  10. Judicial College of Victoria, Disability Access Bench Book (2016) [4.4].

  11. Juries Act 1967 (ACT) s 16(3).

  12. ACT Courts and Tribunal, Reasonable Support for Jurors Policy and Procedure (Report, June 2018) 5–6.

  13. Ibid.

  14. Juries Act 1981 (NZ) s 16AA(4).

  15. New South Wales Law Reform Commission, Blind or Deaf Jurors (Report No 114, September 2006) 58 <>.

  16. Explanatory Memorandum, Courts and Other Legislation Amendment Bill 2018 (ACT) 25, 26; Juries Act 1967 (ACT).

  17. New South Wales Law Reform Commission, Blind or Deaf Jurors (Report No 114, September 2006) 59 <>.

  18. Juries Act 1974 (UK) s 9B.

  19. Victorian Law Reform Commission, Jury Empanelment (Report No 27, May 2014) [3.231] <>; Juries Act 2000 (Vic) ss 12, 32(3), 43.

  20. Juries Act 1967 (ACT) s 16(4)(a), (b).

  21. Ibid s 16(4)(c).

  22. Ibid sch 1 Pt 1.1A.

  23. Juries Act 2000 (Vic) sch 2 cl 3(f).

  24. Juries Act 1967 (ACT) s 16.

  25. Law Reform Commission of Western Australia, Selection, Eligibility and Exemption of Jurors (Report No 99, April 2010) 93; Queensland Law Reform Commission, A Review of Jury Selection (Report No 68, 2011) 211.
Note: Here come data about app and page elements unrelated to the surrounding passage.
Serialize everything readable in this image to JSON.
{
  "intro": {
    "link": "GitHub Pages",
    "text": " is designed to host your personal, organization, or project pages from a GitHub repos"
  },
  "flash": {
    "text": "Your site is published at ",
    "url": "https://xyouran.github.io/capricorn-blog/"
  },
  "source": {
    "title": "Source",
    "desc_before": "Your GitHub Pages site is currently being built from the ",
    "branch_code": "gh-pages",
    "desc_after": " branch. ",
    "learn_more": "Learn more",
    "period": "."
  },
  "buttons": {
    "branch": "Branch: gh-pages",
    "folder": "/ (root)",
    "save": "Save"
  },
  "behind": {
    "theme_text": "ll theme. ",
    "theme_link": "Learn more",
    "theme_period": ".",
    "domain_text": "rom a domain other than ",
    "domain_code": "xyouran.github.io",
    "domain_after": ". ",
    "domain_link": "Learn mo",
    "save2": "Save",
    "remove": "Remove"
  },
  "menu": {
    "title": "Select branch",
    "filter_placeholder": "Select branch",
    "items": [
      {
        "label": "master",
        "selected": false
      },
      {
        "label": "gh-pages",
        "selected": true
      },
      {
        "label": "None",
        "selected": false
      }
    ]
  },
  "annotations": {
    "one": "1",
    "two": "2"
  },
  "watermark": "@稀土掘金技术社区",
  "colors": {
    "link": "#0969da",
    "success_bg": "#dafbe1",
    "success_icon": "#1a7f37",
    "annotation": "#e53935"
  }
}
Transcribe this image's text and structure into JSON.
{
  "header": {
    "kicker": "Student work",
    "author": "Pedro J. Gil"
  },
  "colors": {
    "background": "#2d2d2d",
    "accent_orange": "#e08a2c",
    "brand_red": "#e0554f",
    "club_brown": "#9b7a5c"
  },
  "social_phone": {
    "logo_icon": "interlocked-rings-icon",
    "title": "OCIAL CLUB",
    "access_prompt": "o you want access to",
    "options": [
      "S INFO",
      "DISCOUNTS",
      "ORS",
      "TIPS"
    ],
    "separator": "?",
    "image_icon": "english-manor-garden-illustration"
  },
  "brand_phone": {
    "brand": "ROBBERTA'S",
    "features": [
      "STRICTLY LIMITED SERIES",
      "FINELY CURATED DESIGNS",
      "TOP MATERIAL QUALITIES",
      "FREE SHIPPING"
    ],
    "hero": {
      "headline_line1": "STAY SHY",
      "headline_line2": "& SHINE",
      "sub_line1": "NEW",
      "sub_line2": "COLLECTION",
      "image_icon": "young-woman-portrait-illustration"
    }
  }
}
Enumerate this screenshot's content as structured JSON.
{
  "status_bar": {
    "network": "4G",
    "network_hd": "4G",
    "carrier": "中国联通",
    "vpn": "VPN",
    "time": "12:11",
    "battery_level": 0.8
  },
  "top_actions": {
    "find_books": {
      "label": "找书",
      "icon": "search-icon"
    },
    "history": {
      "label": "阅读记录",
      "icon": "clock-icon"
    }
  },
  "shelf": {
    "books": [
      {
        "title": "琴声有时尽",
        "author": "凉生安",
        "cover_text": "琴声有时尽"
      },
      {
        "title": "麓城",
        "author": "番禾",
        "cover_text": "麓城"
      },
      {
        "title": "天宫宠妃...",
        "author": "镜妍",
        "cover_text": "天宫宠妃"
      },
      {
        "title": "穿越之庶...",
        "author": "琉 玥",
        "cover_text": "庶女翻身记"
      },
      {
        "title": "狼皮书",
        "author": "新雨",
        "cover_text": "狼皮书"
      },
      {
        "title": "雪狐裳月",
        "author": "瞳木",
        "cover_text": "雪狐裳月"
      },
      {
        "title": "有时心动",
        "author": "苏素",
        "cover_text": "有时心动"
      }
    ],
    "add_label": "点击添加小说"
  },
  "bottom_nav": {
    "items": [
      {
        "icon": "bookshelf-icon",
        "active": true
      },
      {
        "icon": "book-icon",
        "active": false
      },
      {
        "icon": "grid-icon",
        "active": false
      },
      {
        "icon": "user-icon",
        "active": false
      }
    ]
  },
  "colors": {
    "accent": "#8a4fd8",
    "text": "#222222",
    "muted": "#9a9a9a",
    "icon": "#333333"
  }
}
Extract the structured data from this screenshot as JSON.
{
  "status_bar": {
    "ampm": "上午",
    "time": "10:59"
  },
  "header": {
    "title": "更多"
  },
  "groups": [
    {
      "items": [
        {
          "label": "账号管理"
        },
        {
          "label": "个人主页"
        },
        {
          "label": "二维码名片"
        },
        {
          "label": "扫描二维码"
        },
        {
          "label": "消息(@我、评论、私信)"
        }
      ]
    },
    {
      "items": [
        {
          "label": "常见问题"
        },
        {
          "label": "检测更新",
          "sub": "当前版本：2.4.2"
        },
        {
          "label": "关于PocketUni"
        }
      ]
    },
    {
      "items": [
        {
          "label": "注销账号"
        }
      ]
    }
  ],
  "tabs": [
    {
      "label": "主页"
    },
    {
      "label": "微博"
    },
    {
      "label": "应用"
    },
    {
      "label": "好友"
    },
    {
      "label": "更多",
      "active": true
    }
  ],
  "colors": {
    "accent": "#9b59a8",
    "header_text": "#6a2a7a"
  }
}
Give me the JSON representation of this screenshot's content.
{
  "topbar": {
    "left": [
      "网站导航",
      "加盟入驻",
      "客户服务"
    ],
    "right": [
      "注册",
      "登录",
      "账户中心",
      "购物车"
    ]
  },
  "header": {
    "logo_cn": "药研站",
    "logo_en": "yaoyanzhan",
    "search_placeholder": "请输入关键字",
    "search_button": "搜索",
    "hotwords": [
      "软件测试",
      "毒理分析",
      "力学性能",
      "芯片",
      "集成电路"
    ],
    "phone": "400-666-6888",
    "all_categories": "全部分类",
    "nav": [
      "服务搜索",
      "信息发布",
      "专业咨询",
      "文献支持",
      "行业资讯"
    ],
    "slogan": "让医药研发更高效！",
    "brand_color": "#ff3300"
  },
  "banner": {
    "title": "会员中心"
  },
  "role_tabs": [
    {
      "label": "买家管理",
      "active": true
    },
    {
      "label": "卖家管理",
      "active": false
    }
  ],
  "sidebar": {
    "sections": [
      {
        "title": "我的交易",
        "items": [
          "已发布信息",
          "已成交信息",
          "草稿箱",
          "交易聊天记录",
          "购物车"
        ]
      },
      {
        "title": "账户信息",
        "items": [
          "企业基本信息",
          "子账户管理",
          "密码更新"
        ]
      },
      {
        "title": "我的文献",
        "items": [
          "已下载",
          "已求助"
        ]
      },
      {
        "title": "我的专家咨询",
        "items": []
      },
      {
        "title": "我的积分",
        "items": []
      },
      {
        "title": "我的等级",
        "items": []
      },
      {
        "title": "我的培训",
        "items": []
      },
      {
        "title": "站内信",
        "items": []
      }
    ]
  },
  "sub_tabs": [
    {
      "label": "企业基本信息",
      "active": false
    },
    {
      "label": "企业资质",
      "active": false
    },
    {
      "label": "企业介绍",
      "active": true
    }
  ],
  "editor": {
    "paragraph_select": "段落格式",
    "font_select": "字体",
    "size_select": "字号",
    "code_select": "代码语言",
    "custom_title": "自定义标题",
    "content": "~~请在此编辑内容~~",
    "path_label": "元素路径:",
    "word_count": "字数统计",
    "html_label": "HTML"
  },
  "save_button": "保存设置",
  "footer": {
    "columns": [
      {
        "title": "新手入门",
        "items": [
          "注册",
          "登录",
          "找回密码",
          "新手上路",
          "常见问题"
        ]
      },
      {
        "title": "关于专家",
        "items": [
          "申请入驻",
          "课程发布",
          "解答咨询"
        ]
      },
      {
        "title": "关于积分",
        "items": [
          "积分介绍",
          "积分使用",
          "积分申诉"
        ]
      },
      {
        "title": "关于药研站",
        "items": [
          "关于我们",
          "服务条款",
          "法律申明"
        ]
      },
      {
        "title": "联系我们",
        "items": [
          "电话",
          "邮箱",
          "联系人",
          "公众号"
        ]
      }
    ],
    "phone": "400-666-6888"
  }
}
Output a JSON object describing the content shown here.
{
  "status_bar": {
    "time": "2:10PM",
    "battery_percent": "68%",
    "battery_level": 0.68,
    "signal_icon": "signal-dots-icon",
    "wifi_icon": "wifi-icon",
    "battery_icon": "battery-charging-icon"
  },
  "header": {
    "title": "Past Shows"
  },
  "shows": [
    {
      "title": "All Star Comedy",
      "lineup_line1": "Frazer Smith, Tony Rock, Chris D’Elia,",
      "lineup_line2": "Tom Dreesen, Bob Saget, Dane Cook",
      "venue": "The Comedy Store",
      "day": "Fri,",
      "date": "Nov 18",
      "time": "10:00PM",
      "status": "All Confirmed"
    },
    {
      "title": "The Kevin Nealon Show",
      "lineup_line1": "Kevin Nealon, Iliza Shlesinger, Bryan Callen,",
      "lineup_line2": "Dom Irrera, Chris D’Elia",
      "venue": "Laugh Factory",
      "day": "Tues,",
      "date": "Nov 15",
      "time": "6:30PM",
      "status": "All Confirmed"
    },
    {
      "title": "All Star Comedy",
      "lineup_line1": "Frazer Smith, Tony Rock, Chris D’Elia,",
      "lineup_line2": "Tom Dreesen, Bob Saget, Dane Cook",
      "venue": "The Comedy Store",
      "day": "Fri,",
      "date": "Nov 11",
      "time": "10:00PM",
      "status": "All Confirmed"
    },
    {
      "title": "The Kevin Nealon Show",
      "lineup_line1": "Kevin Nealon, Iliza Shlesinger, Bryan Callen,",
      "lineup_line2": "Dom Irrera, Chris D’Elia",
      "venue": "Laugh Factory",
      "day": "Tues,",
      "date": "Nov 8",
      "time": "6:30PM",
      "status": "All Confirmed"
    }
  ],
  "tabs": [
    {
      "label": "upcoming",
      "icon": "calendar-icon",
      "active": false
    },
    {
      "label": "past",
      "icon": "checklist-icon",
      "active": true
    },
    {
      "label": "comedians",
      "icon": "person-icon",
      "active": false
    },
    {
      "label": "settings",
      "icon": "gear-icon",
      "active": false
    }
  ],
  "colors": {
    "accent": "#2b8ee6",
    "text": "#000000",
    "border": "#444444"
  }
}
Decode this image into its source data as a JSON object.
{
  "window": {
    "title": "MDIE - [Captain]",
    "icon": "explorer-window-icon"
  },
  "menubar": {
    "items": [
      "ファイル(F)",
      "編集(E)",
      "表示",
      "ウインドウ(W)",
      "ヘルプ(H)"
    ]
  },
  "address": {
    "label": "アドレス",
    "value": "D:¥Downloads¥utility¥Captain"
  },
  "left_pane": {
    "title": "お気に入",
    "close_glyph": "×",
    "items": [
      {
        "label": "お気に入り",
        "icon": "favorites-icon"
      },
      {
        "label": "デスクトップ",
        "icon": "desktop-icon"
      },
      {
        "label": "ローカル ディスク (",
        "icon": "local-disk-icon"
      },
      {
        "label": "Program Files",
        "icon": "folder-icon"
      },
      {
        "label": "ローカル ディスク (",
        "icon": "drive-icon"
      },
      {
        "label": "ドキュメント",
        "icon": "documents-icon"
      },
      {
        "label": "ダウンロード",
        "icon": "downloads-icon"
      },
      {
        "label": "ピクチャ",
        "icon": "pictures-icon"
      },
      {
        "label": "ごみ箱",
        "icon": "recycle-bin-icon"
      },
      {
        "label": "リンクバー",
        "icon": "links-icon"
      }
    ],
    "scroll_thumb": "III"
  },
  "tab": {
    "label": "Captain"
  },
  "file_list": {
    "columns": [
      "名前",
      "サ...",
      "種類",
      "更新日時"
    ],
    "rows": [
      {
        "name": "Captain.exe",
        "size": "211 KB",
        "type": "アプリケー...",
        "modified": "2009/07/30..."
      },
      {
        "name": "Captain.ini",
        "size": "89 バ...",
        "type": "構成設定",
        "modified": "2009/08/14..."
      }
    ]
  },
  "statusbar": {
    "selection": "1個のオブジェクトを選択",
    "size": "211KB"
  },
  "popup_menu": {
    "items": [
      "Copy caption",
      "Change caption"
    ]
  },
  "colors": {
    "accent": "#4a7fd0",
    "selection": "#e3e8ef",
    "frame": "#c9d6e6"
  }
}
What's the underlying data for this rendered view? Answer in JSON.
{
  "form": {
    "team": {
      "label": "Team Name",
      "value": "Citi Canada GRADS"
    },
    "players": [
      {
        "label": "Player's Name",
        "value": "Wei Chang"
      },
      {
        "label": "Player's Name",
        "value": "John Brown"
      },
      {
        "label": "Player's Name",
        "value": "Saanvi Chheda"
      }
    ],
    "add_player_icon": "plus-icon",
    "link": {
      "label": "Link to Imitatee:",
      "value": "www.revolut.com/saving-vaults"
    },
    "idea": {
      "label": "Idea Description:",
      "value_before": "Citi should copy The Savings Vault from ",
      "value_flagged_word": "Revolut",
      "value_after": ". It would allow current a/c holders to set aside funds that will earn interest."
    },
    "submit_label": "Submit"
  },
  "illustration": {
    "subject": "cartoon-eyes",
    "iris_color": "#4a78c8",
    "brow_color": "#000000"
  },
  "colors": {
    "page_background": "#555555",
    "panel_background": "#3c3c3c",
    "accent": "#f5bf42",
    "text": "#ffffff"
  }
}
  26. Law Reform Commission of Western Australia, Selection, Eligibility and Exemption of Jurors (Report No 99, April 2010) 93.

  27. New South Wales Law Reform Commission, Blind or Deaf Jurors (Discussion Paper No 46, 2004) [3.34] <>.

  28. See, eg, New South Wales Law Reform Commission, Blind or Deaf Jurors (Report No 114, September 2006) [4.5–4.7] <>; Queensland Law Reform Commission, A Review of Jury Selection (Report No 68, 2011) [9.21–9.22].

  29. Law Reform Commission of Western Australia, Selection, Eligibility and Exemption of Jurors (Report No 99, April 2010) 117; New South Wales Law Reform Commission, Jury Selection (Final Report No 117, September 2007) [5.15] <https://>; New South Wales Law Reform Commission, Blind or Deaf Jurors (Report No 114, September 2006) [4.7] <>.

  30. New South Wales Law Reform Commission, Blind or Deaf Jurors (Report No 114, September 2006) [4.6-4.7] <>.

  31. Ibid [4.7].

  32. Juries Act 1977 (NSW) s 14A(b).

  33. New South Wales Law Reform Commission, Jury Selection (Final Report No 117, September 2007) [5.16] <>.

  34. Queensland Law Reform Commission, A Review of Jury Selection (Report No 68, 2011) Recommendation 9.1.

  35. Ibid [9.26].

  36. Ibid.

  37. Law Reform Commission of Western Australia, Selection, Eligibility and Exemption of Jurors (Report No 99, April 2010) 117.

  38. Juries Regulation 2018 (ACT) R3.3, sch 1 table 1.4 item 8.

  39. Victorian Law Reform Commission, Jury Empanelment (Report No 27, May 2014) [3.243] <>.

  40. Ibid [3.270].

  41. Justice Legislation Amendment (Court Security, Juries and Other Matters) Act 2017 (Vic).

  42. Victorian Law Reform Commission, Jury Empanelment (Report No 27, May 2014) [2.36] <>.

  43. Batson v Kentucky, 476 US 79 (1986); JEB v Alabama ex rel, TB 511 US 127 (1994).

  44. Batson v Kentucky, 476 US 79 (1986).

  45. Jacqui Horan and Jane Goodman-Delahunty, ‘Challenging the Peremptory Challenge System in Australia’ (2010) 34(3) Criminal Law Journal 167, 180.

  46. Victorian Law Reform Commission, Jury Empanelment (Report No 27, May 2014) [3.243] <>.

  47. Office of Public Prosecutions (Vic), Policy of the Director of Public Prosecutions for Victoria (Policy, 17 September 2020) 18 [52] <>.